Exercise 129. Discuss the backoff policies used in our implementation. Does it make sense to use the same shared Backoff object for both pushes and pops in our LockFreeStack<T> object? How else could we structure the backoff in space and time in the EliminationBackoffStack<T>?
Exercise 130. Implement a stack algorithm assuming there is a bound, in any state of the execution, on the total difference between the number of pushes and pops to the stack.
Exercise 131. Consider the problem of implementing a bounded stack using an array indexed by a top counter, initially zero. In the absence of concurrency, these methods are almost trivial. To push an item, increment top to reserve an array entry, and then store the item at that index. To pop an item, decrement top, and return the item at the previous top index.
Clearly, this strategy does not work for concurrent implementations, because one cannot make atomic changes to multiple memory locations. A single synchronization operation can either increment or decrement the top counter, but not both, and there is no way atomically to increment the counter and store a value.

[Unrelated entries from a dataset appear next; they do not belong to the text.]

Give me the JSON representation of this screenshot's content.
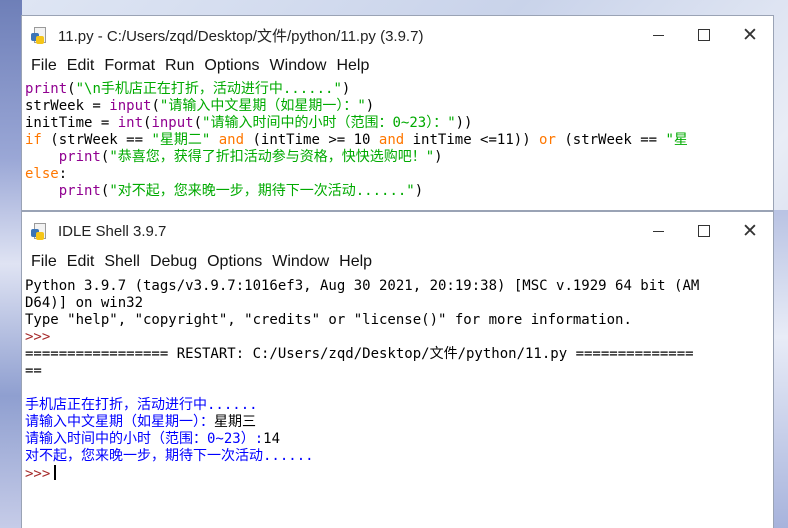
{
  "editor": {
    "title": "11.py - C:/Users/zqd/Desktop/文件/python/11.py (3.9.7)",
    "menu": [
      "File",
      "Edit",
      "Format",
      "Run",
      "Options",
      "Window",
      "Help"
    ],
    "code": {
      "l1_fn": "print",
      "l1_str": "\"\\n手机店正在打折，活动进行中......\"",
      "l1_close": ")",
      "l2_var": "strWeek = ",
      "l2_fn": "input",
      "l2_str": "\"请输入中文星期（如星期一）：\"",
      "l2_close": ")",
      "l3_var": "initTime = ",
      "l3_fn1": "int",
      "l3_paren": "(",
      "l3_fn2": "input",
      "l3_str": "\"请输入时间中的小时（范围：0~23）：\"",
      "l3_close": "))",
      "l4_kw_if": "if",
      "l4_a": " (strWeek == ",
      "l4_str1": "\"星期二\"",
      "l4_kw_and1": "and",
      "l4_b": " (intTime >= 10 ",
      "l4_kw_and2": "and",
      "l4_c": " intTime <=11)) ",
      "l4_kw_or": "or",
      "l4_d": " (strWeek == ",
      "l4_str2": "\"星",
      "l5_indent": "    ",
      "l5_fn": "print",
      "l5_str": "\"恭喜您，获得了折扣活动参与资格，快快选购吧！\"",
      "l5_close": ")",
      "l6_kw": "else",
      "l6_colon": ":",
      "l7_indent": "    ",
      "l7_fn": "print",
      "l7_str": "\"对不起，您来晚一步，期待下一次活动......\"",
      "l7_close": ")"
    }
  },
  "shell": {
    "title": "IDLE Shell 3.9.7",
    "menu": [
      "File",
      "Edit",
      "Shell",
      "Debug",
      "Options",
      "Window",
      "Help"
    ],
    "banner1": "Python 3.9.7 (tags/v3.9.7:1016ef3, Aug 30 2021, 20:19:38) [MSC v.1929 64 bit (AM",
    "banner2": "D64)] on win32",
    "banner3": "Type \"help\", \"copyright\", \"credits\" or \"license()\" for more information.",
    "prompt": ">>>",
    "restart1": "================= RESTART: C:/Users/zqd/Desktop/文件/python/11.py ==============",
    "restart2": "==",
    "out1": "手机店正在打折，活动进行中......",
    "out2_prompt": "请输入中文星期（如星期一）：",
    "out2_input": "星期三",
    "out3_prompt": "请输入时间中的小时（范围：0~23）:",
    "out3_input": "14",
    "out4": "对不起，您来晚一步，期待下一次活动......"
  },
  "colors": {
    "keyword": "#ff7700",
    "builtin": "#900090",
    "string": "#00aa00",
    "stdout": "#0000ff",
    "prompt": "#a52a2a"
  },
  "icons": [
    "python-file-icon",
    "minimize-icon",
    "maximize-icon",
    "close-icon"
  ]
}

Nevertheless, Bob D. Hacker decides to solve this problem. He decides to adapt the dual-data structure approach of Chapter 10 to implement a dual stack. His DualStack<T> class splits push() and pop() methods into reservation and fulfillment steps. Bob’s implementation appears in Fig. 11.10.
Figure 11.10 Bob’s problematic dual stack.
The stack’s top is indexed by the top field, an AtomicInteger manipulated only by getAndIncrement() and getAndDecrement() calls. Bob’s push()method’s reservation step reserves a slot by applying getAndIncrement() to top. Suppose the call returns index i. If i is in the range 0 … capacity − 1, the reservation is complete. In the fulfillment phase, push(x) stores x at index i in the array, and raises the full flag to indicate that the value is ready to be read. The value field must be volatile to guarantee that once flag is raised, the value has already been written to index i of the array.
If the index returned from push()’s getAndIncrement() is less than 0, the push() method repeatedly retries getAndIncrement() until it returns an index greater than or equal to 0. The index could be less than 0 due to getAndDecrement() calls of failed pop() calls to an empty stack. Each such failed getAndDecrement() decrements the top by one more past the 0 array bound. If the index returned is greater than capacity − 1, push() throws an exception because the stack is full.
The situation is symmetric for pop(). It checks that the index is within the bounds and removes an item by applying getAndDecrement() to top, returning index i. If i is in the range 0 … capacity − 1, the reservation is complete. For the fulfillment phase, pop() spins on the full flag of array slot i, until it detects that the flag is true, indicating that the push() call is successful.
What is wrong with Bob’s algorithm? Is this an inherent problem or can you think of a way to fix it?
Exercise 132. In Exercise 97 we ask you to implement the Rooms interface, reproduced in Fig. 11.11. The Rooms class manages a collection of rooms, indexed from 0 to m (where m is a known constant). Threads can enter or exit any room in that range. Each room can hold an arbitrary number of threads simultaneously, but only one room can be occupied at a time. The last thread to leave a room triggers an onEmpty() handler, which runs while all rooms are empty.
Fig. 11.12 shows an incorrect concurrent stack implementation.
Figure 11.11 The Rooms interface.
Figure 11.12 Unsynchronized concurrent stack.
Exercise 133. This exercise is a follow-on to Exercise 132. Instead of having the push() method throw FullException, exploit the push room’s exit handler to resize the array. Remember that no thread can be in any room when an exit handler is running, so (of course) only one exit handler can run at a time.